This rift did not gain Korolev any friends in the military. They had contributed huge sums to his R-7 and R-9 programs and he had not produced any weapons of military usefulness. Their Zenit military reconnaissance satellite, begun in 1956, was deferred after Korolev's intervention, in favour of the Vostok manned spaceflight program. He was using missiles developed with their money for the purpose of exploring outer space. While it certainly provided positive propaganda for the Soviet state, it was not contributing to their security.

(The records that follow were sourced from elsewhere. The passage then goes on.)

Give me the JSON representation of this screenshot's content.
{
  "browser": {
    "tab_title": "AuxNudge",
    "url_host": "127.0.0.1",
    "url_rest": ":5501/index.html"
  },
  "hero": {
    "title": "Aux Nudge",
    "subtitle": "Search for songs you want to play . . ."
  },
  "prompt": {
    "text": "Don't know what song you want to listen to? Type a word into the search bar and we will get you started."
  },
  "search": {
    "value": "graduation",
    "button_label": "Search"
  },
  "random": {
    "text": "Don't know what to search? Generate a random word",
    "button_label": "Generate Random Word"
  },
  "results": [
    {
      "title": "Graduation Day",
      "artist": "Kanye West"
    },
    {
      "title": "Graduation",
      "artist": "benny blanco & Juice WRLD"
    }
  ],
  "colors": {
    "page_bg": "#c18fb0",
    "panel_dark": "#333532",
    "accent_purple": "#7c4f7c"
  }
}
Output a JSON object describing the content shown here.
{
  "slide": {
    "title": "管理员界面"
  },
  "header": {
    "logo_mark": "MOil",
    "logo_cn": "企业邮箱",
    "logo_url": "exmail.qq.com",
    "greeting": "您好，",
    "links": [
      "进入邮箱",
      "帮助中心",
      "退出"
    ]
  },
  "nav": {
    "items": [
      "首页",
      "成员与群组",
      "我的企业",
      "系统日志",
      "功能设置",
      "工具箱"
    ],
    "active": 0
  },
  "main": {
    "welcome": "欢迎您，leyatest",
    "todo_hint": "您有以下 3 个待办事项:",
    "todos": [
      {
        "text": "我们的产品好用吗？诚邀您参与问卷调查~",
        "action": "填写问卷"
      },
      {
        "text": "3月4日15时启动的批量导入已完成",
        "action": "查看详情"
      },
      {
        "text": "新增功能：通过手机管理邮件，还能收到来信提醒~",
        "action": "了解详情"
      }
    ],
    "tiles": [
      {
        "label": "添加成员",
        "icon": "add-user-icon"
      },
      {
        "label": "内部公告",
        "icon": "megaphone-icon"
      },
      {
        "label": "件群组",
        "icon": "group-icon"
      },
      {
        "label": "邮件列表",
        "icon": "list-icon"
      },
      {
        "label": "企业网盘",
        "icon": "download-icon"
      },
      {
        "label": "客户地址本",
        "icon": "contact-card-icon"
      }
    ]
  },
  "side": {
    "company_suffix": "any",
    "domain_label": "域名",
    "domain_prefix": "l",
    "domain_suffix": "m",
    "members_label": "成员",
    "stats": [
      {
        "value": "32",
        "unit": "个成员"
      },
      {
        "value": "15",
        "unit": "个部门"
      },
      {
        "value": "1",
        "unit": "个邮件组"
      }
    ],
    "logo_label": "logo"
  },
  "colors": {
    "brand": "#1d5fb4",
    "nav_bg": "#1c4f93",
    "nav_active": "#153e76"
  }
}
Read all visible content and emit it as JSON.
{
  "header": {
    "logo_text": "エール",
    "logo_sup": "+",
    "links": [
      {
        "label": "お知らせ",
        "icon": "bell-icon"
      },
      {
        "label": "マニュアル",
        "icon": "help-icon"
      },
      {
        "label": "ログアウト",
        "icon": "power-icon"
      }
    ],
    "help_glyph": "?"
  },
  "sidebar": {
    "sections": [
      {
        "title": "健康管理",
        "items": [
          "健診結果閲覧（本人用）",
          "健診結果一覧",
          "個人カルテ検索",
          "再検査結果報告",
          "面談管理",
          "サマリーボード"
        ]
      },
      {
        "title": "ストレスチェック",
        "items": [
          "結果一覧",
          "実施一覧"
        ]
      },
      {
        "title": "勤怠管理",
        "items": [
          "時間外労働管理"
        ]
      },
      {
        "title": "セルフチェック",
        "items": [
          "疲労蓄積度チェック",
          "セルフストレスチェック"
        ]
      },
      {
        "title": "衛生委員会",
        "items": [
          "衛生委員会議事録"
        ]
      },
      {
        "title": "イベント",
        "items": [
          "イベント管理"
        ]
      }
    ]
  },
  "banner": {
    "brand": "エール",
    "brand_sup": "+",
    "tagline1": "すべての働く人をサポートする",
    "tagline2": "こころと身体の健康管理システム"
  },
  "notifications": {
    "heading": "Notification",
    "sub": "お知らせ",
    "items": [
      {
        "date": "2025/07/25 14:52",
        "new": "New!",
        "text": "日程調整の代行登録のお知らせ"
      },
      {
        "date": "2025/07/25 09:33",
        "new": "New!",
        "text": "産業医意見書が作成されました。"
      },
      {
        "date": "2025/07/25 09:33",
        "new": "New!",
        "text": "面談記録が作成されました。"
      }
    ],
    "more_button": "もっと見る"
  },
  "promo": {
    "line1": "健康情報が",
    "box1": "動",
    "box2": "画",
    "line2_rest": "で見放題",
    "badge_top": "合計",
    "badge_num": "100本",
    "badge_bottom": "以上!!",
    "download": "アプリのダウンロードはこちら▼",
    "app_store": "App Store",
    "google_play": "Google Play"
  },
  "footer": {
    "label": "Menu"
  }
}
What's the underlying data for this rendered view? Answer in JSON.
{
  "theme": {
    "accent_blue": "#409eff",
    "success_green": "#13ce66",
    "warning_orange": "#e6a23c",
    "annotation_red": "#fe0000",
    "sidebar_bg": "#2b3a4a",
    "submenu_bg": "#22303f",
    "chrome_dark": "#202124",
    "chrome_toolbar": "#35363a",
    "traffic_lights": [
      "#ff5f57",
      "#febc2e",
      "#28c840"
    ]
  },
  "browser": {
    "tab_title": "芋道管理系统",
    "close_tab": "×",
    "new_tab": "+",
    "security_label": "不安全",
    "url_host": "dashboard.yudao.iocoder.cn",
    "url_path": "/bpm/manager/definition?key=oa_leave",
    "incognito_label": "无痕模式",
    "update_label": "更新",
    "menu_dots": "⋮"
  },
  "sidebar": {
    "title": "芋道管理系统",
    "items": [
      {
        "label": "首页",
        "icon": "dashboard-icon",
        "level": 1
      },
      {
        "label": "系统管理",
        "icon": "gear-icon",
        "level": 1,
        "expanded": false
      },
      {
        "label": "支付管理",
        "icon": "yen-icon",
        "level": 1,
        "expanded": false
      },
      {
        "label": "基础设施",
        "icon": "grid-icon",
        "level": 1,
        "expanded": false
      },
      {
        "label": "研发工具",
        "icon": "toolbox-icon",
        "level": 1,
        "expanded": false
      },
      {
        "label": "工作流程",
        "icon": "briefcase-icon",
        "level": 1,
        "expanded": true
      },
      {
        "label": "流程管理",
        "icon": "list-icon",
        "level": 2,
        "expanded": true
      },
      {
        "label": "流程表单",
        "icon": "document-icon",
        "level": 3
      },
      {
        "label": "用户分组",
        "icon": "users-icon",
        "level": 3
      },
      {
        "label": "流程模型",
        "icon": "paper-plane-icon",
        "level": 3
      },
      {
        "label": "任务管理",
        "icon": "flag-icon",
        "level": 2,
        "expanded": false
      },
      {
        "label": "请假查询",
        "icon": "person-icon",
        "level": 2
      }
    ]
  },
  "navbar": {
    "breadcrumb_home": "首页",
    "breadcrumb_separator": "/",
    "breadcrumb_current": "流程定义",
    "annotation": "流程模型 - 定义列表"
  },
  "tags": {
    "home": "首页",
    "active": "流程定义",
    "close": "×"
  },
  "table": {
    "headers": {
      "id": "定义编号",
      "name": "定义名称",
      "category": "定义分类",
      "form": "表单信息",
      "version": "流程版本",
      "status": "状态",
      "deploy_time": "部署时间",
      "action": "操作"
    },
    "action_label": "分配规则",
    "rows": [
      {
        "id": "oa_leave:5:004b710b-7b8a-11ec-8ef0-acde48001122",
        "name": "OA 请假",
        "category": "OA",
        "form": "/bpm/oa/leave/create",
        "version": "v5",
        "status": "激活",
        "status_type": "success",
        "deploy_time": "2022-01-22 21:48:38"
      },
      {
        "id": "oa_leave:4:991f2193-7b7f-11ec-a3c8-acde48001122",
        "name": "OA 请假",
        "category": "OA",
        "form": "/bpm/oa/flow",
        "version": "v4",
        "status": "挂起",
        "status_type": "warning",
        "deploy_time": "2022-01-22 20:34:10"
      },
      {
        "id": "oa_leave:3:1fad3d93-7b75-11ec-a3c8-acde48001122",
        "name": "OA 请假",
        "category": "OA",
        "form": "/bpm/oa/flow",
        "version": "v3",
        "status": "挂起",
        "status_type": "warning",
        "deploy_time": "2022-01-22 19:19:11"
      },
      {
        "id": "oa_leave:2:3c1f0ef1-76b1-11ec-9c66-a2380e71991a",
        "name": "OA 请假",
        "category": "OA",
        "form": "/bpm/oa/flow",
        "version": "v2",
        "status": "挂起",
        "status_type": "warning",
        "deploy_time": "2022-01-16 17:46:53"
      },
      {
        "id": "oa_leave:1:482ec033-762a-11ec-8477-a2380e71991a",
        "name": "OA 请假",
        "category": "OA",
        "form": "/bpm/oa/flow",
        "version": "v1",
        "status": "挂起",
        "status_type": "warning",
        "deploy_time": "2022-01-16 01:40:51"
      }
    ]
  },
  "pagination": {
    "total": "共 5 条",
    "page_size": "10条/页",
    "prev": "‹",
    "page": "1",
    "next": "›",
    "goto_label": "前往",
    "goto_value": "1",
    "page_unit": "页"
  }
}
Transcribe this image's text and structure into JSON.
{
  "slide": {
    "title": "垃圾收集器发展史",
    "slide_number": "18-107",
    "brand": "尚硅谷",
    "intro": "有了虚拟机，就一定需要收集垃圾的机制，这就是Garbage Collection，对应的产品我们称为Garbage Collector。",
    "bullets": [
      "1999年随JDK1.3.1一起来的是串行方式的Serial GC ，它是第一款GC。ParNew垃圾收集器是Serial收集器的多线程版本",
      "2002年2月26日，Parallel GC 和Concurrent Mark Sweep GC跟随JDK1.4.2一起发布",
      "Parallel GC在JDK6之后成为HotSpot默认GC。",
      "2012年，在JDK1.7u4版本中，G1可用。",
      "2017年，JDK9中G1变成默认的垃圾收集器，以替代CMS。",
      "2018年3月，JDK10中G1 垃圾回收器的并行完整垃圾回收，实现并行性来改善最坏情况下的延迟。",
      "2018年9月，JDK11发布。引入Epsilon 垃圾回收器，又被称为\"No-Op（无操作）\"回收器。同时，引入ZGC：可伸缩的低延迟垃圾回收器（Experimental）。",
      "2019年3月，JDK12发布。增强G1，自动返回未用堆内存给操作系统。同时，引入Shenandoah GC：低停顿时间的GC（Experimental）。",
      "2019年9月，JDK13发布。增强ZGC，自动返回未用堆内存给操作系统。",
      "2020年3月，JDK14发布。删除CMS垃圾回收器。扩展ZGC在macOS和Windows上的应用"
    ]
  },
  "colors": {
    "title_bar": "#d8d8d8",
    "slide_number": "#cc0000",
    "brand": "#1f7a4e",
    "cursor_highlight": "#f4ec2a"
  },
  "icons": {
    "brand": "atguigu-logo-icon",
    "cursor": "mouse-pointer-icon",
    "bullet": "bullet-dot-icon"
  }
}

Each chief designer therefore became identified with powerful patrons in the cliques of the Kremlin hierarchy. Korolev, and his deputy Mishin, had in their employ Yuri Semenov, the son-in-law of Politburo ideology chief Andrei Kirilenko. Glushko and Yangel, by virtue of their production of the missiles for the military that actually wanted, earned the patronage of Dmitri Ustinov. Chelomei had his direct conduit to Khrushchev.

The upshot was that while Korolev was doing only theoretical studies of the next generation of launch vehicles (the N vehicle) and spacecraft (Vostok Zh and Soyuz A), Chelomei was authorised by Khrushchev in 1961 to proceed with development of the launch vehicle (UR-500 Proton) and the spacecraft (the LK-1) for a manned circumlunar mission to follow the Vostok earth orbital missions.

To be continued..

Back to Index
Last update 12 March 2001.
Contact Mark Wade with any corrections or comments.
Conditions for use of drawings, pictures, or other materials from this site..
© Mark Wade, 2001 .